Exposure to common plastic chemical linked to 100,000 early deaths
Researchers from the Grossman School of Medicine at New York University are calling for urgent regulatory action limiting the use of chemicals called phthalates in the production of plastics. The research strikingly estimates up to 100,000 premature deaths in the United States every year could be attributed to phthalate exposure.
Phthalates are chemicals often added to plastics to make them softer and more flexible. They have been used in manufacturing for more than half a century and can be found in thousands of different consumer products.
“Things like shower curtains, boots, and IV tubing are made from that same hard white plastic that a plumber would use, but when you add about 30% by weight to it of a specific phthalate, you get soft pliable vinyl plastic,” explains Russ Hauser, a researcher investigating the health effects of chemical exposure. “Phthalates are also used in many personal care products such as colognes, perfumes, soaps, and shampoos, in the coatings of some medications, and in vinyl tubing used for food processing.”
Phthalates are well known endocrine disruptors, with extensive animal research showing exposure to the chemical can disrupt normal hormone function. The new study, published in the journal Environmental Pollution, set out to investigate the relationship between phthalate exposure and mortality.
The research investigated a nationally representative cohort of 5,303 adults aged between 55 and 64. Urine samples were analyzed to track phthalate levels, and mortality data was gathered from a follow-up period of around ten years.

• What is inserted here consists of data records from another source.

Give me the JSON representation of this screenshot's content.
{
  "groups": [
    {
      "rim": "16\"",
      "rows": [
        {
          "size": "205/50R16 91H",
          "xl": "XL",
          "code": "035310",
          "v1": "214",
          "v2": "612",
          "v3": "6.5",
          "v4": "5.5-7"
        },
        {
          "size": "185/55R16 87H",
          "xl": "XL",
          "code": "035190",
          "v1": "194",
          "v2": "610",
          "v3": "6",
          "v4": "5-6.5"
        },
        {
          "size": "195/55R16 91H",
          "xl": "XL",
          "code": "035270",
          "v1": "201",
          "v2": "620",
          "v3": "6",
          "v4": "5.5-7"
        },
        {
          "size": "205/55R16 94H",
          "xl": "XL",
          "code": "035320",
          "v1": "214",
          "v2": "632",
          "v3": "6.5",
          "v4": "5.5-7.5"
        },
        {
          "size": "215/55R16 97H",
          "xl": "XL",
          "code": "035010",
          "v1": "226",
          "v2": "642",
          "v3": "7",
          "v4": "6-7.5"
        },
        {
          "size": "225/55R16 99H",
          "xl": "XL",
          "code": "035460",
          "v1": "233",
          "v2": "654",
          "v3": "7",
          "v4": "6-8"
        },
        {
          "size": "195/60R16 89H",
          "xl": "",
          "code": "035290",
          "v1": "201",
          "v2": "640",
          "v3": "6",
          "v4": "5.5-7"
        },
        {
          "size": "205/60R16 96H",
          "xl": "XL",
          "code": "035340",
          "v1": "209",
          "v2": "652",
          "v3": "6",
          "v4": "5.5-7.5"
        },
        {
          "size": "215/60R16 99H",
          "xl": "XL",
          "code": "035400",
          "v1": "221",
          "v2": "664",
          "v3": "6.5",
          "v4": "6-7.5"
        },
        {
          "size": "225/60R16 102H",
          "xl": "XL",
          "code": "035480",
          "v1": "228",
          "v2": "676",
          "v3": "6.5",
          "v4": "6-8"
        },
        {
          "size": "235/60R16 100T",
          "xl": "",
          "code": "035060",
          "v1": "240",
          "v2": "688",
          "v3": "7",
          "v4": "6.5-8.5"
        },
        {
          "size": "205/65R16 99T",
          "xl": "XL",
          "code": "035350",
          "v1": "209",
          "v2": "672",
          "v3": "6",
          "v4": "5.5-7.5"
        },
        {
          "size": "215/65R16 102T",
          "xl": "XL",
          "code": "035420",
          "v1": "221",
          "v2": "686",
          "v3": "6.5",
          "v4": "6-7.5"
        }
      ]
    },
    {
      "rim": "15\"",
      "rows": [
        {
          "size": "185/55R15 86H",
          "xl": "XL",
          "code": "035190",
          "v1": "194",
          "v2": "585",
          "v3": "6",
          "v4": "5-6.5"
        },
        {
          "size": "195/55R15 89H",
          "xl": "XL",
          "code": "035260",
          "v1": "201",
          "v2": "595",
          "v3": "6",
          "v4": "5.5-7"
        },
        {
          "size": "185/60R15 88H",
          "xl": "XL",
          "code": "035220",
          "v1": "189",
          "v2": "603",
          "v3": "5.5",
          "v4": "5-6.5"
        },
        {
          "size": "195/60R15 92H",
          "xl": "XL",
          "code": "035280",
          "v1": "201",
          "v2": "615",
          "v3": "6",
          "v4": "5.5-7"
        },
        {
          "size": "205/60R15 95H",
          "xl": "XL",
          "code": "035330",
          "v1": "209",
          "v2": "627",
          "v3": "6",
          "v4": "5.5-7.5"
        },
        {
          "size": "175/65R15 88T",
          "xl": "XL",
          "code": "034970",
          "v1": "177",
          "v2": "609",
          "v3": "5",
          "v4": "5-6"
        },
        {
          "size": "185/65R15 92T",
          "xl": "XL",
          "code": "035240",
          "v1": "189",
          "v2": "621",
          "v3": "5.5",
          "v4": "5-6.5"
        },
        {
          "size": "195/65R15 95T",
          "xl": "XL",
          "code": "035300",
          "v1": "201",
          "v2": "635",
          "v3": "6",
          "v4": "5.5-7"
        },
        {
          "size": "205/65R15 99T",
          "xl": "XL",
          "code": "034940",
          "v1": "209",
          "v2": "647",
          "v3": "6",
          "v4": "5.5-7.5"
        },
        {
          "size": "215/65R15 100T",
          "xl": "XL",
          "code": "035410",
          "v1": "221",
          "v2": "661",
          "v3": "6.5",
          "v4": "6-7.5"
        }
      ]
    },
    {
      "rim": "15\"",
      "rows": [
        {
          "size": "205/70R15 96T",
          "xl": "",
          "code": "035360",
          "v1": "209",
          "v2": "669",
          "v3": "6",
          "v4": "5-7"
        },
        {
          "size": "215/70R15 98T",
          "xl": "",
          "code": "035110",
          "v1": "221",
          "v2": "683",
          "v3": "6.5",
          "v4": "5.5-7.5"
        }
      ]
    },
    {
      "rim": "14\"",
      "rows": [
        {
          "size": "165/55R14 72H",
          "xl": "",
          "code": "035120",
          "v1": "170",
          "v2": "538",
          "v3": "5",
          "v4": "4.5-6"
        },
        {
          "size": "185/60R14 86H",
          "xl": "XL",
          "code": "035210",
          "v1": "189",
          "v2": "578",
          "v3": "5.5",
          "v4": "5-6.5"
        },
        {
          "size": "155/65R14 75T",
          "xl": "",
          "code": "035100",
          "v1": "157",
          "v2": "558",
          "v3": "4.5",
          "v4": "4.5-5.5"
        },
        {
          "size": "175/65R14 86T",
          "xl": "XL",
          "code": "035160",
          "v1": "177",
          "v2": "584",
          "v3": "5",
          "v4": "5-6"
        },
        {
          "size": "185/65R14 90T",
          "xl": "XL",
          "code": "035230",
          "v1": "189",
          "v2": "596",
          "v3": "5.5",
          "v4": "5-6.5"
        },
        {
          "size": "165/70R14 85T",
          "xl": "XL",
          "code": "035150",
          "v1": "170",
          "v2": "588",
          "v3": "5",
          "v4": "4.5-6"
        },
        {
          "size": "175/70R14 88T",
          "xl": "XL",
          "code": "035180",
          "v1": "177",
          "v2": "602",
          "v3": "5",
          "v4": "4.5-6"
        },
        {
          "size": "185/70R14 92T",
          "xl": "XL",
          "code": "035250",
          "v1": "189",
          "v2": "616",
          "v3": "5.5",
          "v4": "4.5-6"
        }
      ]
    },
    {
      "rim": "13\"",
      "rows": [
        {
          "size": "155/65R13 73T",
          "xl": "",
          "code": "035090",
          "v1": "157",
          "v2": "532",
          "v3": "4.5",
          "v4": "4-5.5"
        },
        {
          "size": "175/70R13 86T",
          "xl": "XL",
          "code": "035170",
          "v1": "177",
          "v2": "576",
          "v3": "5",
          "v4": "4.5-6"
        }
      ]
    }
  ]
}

“Our findings reveal that increased phthalate exposure is linked to early death, particularly due to heart disease,” says Leonardo Trasande, lead author on the new study. “Until now, we have understood that the chemicals connect to heart disease, and heart disease in turn is a leading cause of death, but we had not yet tied the chemicals themselves to death.”
Extrapolating the findings to all those aged between 55 and 64 in the United States, the researchers estimate phthalate exposure could be associated with over 100,000 premature deaths every year. The economic cost of these early deaths is thought to be over US$40 billion dollars.
“Our research suggests that the toll of this chemical on society is much greater than we first thought,” says Trasande. “The evidence is undeniably clear that limiting exposure to toxic phthalates can help safeguard Americans’ physical and financial well-being.”
Another newly published study, from researchers at the University of Washington School of Medicine in Seattle, found phthalate exposure during pregnancy could be linked to altered expressions of 38 different genes in the placenta.
“Our findings suggest exposure to phthalates during pregnancy is associated with changes in gene expression in the placenta,” says Alison Paquette, lead author on the study. “Such changes could affect placental functioning that lead to complications in pregnancy, such as premature birth or miscarriage, and changes in fetal growth and development.”
The relationship between phthalate exposure during pregnancy and abnormal brain development in children is a robustly researched area. A review article on the subject published earlier this year, from a team of researchers around the United States, called for urgent reforms to remove the chemical from most plastic manufacturing.
“Substantial evidence links exposure to phthalates with increased risks for child learning, attention, and behavioral problems,” the article concludes. “We therefore recommend that phthalates be eliminated from products that may lead to exposure of women of reproductive age, pregnant women, infants, and children.”
Russ Hauser, a co-author on this review article calling for phthalate regulation, believes completely eliminating the chemical from all consumer products is a realistic proposition. Most products can simply substitute phthalates with other compounds, Hauser says, while also noting there needs to be thorough study into the risks of any replacement chemicals.
Hauser explains the biggest reason for totally eliminating phthalates from all consumer products is many products contain the potentially harmful chemical but do not need to list it as an ingredient. Personal care products, for example, such as shampoos and soaps can often contain phthalates as part of a scent formulation. And consumers would never know they are being exposed to the chemical.
“If phthalates in the product are considered part of the scent formulation, they don’t need to be listed on the ingredient list, because scents are considered proprietary.” says Hauser. “Even though some products do list phthalates, it’s really hard for consumers to read the labels with these long chemical names. It’s really hard for even a very knowledgeable consumer to buy products and avoid phthalates.”
The new research was published in the journal Environmental Pollution.
Source: NYU Langone